| Source data |
:::::

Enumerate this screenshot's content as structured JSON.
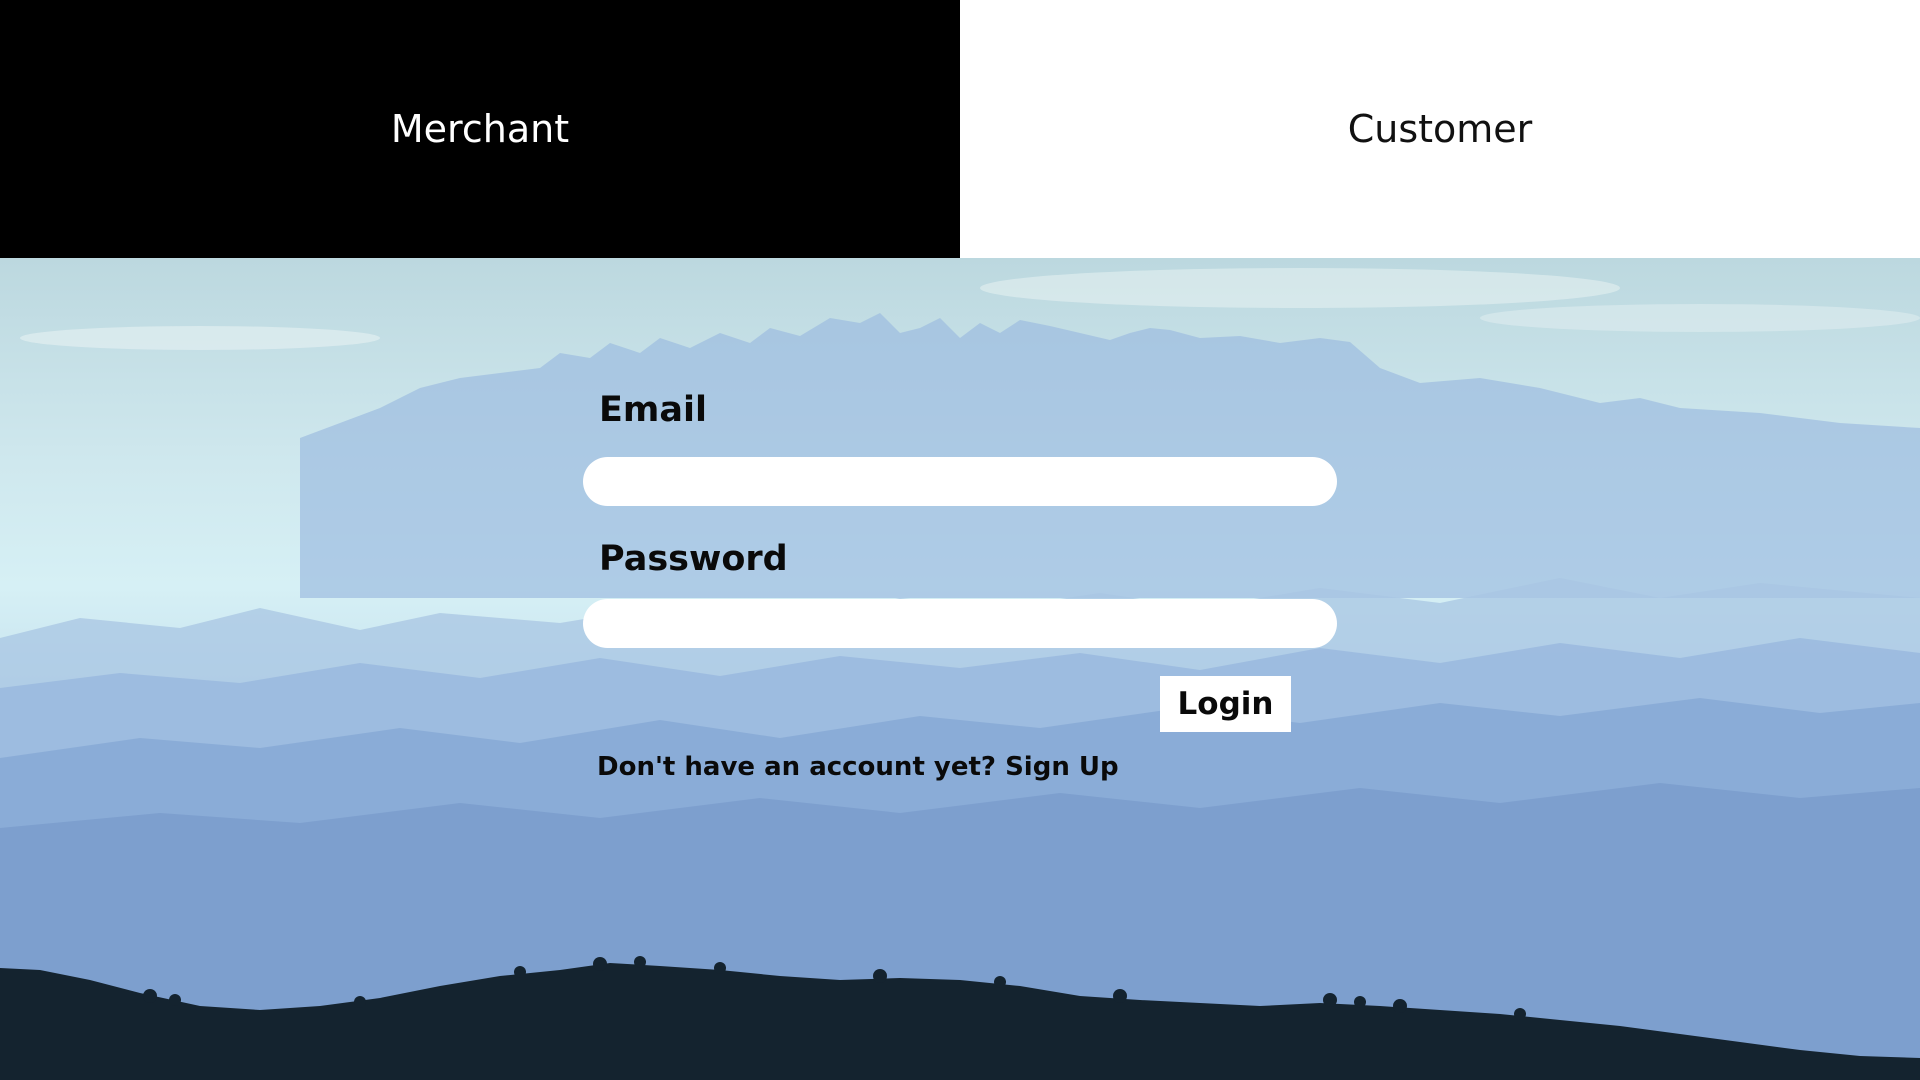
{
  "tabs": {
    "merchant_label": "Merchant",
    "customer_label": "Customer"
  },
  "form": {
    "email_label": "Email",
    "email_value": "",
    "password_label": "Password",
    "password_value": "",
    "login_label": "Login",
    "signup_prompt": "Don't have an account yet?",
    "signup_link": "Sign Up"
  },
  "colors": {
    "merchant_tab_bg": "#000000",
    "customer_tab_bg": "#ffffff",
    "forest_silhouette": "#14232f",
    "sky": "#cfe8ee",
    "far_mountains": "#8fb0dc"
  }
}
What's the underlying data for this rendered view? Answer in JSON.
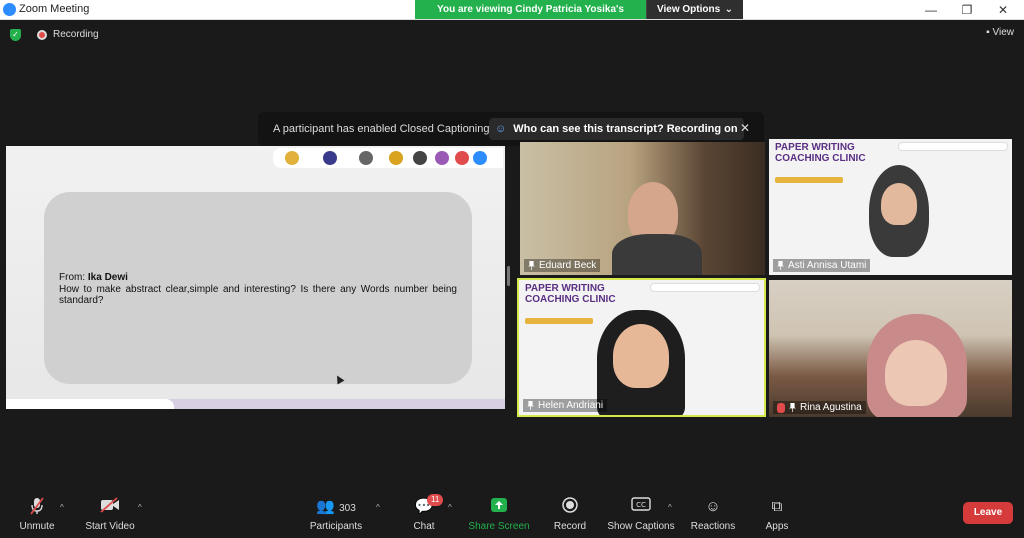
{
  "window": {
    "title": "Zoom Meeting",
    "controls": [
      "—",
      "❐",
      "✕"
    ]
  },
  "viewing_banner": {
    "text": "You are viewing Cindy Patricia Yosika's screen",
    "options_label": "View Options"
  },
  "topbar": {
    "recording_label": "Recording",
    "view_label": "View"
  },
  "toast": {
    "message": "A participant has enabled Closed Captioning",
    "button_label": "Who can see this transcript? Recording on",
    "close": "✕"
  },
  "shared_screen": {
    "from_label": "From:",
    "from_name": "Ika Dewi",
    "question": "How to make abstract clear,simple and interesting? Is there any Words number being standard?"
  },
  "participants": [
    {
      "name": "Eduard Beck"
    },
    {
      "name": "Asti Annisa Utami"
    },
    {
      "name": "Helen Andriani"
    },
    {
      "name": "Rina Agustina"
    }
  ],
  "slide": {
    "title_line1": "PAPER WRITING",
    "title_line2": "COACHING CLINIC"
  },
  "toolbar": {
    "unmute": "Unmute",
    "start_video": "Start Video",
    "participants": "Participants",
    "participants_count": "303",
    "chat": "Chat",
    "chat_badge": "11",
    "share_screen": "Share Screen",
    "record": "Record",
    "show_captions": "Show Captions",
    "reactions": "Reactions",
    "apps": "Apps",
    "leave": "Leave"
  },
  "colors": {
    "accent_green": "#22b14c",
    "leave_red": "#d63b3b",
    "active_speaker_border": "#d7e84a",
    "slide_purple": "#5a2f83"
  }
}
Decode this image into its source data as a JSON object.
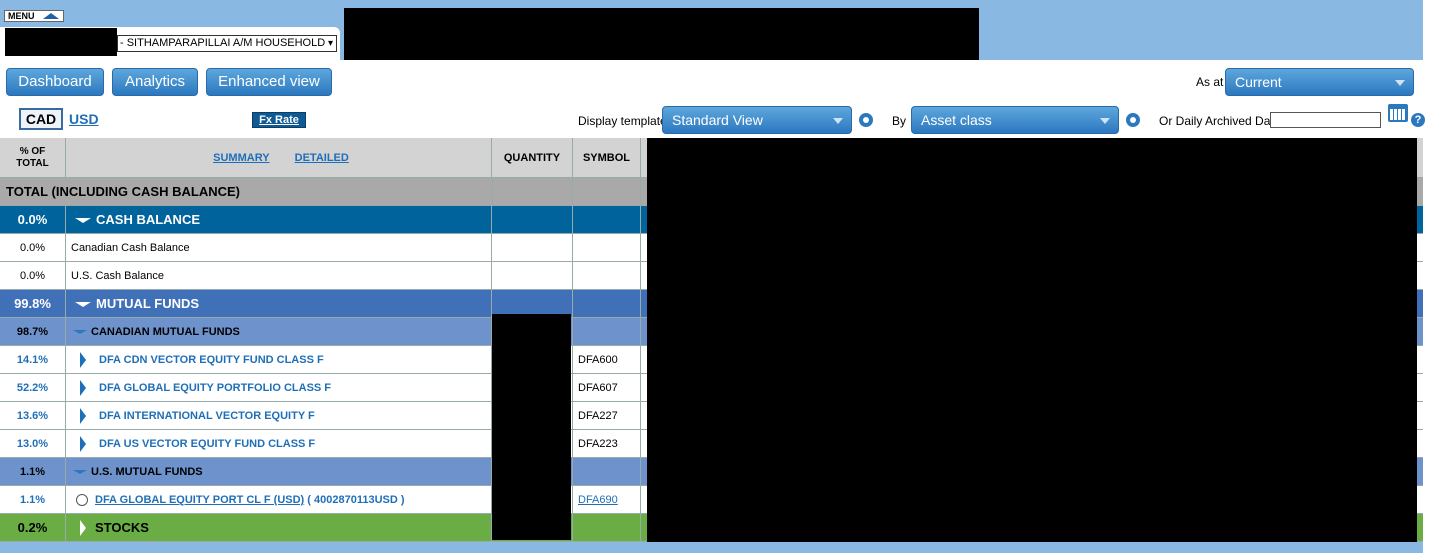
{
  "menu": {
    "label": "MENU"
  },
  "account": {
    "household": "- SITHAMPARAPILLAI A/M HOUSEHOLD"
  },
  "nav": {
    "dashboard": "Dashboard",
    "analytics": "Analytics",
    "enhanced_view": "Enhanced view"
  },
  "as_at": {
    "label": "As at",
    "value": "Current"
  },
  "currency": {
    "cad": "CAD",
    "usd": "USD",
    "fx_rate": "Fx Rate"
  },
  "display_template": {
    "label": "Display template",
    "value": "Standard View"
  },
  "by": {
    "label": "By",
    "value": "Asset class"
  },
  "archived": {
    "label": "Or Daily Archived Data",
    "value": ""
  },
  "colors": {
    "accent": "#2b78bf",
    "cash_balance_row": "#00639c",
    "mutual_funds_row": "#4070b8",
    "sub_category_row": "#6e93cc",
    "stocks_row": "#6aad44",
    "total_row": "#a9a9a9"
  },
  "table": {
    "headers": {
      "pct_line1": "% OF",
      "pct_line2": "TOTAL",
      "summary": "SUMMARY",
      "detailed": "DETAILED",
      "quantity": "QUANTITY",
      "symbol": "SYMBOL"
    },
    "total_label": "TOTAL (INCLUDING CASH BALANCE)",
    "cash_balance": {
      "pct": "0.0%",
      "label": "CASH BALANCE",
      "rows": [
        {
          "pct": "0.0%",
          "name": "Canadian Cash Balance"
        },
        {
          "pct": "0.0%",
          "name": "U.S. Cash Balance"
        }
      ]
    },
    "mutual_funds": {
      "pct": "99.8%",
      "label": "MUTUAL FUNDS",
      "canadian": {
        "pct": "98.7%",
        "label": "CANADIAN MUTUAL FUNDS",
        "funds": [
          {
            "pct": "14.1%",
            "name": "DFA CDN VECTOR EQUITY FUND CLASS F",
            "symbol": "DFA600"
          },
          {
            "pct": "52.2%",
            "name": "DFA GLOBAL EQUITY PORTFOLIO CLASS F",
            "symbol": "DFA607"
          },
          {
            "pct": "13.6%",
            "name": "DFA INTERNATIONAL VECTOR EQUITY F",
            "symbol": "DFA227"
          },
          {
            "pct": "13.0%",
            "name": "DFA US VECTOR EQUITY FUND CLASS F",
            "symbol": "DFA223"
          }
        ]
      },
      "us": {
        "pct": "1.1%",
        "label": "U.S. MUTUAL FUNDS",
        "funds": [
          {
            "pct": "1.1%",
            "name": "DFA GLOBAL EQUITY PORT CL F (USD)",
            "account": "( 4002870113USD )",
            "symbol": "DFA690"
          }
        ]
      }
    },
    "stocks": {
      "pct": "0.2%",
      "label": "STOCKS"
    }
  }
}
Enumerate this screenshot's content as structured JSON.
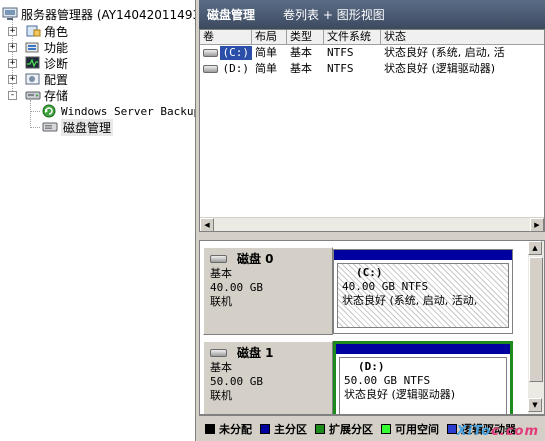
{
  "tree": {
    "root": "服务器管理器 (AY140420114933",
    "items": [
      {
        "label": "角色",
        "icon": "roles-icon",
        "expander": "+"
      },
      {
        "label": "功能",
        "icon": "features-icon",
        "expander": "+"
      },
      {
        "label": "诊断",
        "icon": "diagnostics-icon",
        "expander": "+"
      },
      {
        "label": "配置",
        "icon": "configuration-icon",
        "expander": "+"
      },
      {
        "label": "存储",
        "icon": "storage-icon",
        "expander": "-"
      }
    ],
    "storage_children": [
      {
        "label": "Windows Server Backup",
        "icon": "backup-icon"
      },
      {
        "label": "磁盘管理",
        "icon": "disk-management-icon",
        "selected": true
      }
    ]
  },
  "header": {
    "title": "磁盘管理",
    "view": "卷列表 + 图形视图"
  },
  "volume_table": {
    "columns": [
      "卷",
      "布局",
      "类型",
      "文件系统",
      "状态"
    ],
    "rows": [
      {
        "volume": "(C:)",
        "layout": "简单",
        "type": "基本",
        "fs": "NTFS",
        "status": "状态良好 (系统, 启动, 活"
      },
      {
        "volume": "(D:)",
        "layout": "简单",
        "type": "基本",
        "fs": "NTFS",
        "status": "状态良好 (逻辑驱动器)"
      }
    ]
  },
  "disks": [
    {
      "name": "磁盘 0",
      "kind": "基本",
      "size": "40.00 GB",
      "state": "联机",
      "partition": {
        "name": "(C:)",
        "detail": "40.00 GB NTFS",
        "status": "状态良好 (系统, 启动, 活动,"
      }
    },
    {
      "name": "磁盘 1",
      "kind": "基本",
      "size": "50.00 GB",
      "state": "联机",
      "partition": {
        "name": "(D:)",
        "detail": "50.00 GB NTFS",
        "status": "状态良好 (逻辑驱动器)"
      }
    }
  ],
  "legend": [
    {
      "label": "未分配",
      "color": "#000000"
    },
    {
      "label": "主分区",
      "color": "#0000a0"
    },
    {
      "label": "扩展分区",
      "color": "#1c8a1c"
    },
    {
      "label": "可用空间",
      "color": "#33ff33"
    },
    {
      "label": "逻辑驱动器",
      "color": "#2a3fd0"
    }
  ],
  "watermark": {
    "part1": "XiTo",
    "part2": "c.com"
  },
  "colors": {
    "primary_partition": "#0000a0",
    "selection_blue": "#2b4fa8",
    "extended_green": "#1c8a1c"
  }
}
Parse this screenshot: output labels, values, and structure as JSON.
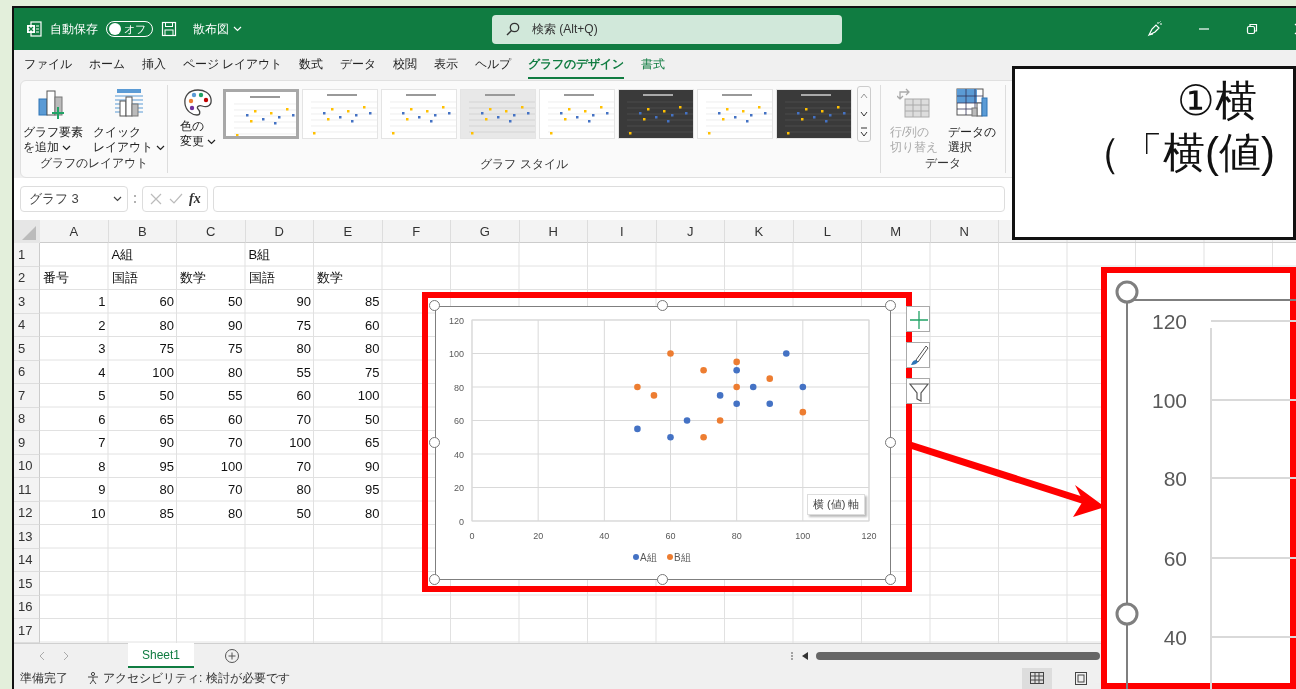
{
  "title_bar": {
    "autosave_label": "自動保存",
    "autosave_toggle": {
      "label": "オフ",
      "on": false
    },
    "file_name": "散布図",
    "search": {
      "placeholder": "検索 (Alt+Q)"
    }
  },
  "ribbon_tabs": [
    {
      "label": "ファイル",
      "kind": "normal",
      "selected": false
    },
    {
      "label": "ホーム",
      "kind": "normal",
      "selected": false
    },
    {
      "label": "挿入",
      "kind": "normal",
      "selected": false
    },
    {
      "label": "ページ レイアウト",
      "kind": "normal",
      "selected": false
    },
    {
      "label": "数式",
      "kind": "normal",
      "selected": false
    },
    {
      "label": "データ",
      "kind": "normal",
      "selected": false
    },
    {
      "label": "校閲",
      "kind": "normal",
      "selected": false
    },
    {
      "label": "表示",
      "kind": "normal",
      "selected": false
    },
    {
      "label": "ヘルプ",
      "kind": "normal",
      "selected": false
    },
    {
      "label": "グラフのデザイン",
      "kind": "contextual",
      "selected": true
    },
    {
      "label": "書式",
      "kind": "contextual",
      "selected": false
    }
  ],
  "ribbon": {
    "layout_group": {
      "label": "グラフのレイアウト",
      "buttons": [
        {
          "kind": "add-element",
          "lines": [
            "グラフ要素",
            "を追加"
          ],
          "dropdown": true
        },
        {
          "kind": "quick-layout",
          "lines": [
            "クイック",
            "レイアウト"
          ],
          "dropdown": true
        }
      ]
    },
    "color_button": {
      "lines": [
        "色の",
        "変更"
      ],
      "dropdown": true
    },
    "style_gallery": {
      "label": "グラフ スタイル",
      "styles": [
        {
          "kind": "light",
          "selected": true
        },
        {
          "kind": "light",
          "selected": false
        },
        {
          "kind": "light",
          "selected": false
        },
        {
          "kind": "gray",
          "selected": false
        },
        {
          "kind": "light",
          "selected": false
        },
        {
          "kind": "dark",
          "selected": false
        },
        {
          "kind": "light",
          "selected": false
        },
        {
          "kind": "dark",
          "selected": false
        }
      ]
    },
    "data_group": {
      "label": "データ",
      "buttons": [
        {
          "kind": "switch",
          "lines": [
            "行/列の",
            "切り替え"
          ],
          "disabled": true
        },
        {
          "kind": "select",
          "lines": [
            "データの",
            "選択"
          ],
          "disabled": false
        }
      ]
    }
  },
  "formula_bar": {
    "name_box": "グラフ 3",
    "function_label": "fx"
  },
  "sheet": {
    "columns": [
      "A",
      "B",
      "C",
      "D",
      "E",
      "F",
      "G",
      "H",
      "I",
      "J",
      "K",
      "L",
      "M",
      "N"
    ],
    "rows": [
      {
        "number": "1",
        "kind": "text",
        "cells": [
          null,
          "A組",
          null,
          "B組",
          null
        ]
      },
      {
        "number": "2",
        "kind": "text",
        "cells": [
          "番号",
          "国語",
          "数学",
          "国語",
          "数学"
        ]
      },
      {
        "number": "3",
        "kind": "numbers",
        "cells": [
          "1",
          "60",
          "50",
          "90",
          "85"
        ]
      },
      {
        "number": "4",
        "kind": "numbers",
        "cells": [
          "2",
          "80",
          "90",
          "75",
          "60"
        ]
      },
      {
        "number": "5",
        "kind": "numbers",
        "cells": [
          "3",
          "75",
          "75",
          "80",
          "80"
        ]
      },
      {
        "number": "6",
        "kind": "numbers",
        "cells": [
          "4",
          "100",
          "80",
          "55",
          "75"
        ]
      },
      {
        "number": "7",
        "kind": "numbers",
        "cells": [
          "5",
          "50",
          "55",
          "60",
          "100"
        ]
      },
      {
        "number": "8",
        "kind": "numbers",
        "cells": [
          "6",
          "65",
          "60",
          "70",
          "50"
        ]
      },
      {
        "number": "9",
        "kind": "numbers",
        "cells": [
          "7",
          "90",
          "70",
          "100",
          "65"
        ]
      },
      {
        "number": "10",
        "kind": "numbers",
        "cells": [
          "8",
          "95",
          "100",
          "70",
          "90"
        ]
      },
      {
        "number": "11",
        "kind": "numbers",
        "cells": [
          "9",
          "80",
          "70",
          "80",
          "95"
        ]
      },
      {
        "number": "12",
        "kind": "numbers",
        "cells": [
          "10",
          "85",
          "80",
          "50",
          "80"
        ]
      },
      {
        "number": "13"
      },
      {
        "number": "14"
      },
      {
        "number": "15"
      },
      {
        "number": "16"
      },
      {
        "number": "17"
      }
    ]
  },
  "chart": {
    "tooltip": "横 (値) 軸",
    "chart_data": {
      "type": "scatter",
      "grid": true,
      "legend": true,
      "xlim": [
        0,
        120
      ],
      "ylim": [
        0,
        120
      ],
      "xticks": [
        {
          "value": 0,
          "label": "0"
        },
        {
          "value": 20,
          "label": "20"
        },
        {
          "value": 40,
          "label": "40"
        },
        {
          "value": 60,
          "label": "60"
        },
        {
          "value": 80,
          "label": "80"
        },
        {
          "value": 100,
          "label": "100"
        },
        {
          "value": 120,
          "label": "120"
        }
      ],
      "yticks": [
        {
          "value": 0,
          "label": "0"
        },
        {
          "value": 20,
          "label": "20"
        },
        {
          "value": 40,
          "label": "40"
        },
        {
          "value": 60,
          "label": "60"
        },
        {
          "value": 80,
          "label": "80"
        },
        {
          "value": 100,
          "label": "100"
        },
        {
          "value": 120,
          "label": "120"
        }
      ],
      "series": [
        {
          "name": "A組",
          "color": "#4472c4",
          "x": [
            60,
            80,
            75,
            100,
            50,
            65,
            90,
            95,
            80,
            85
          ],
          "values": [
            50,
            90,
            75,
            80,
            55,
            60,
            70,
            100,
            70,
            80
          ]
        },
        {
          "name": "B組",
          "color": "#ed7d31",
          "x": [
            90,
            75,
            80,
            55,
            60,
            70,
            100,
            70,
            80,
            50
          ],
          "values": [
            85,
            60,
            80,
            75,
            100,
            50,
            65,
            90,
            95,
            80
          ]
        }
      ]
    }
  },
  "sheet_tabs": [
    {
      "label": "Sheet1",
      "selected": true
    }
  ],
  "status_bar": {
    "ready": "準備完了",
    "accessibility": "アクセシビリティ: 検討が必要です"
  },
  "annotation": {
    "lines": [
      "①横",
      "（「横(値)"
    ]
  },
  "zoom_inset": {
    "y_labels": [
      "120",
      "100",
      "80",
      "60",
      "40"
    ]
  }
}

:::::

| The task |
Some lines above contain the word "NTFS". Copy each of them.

| Result of this exercise |
        "fs": "NTFS",
        "fs": "NTFS",
        "detail": "40.00 GB NTFS",
        "detail": "50.00 GB NTFS",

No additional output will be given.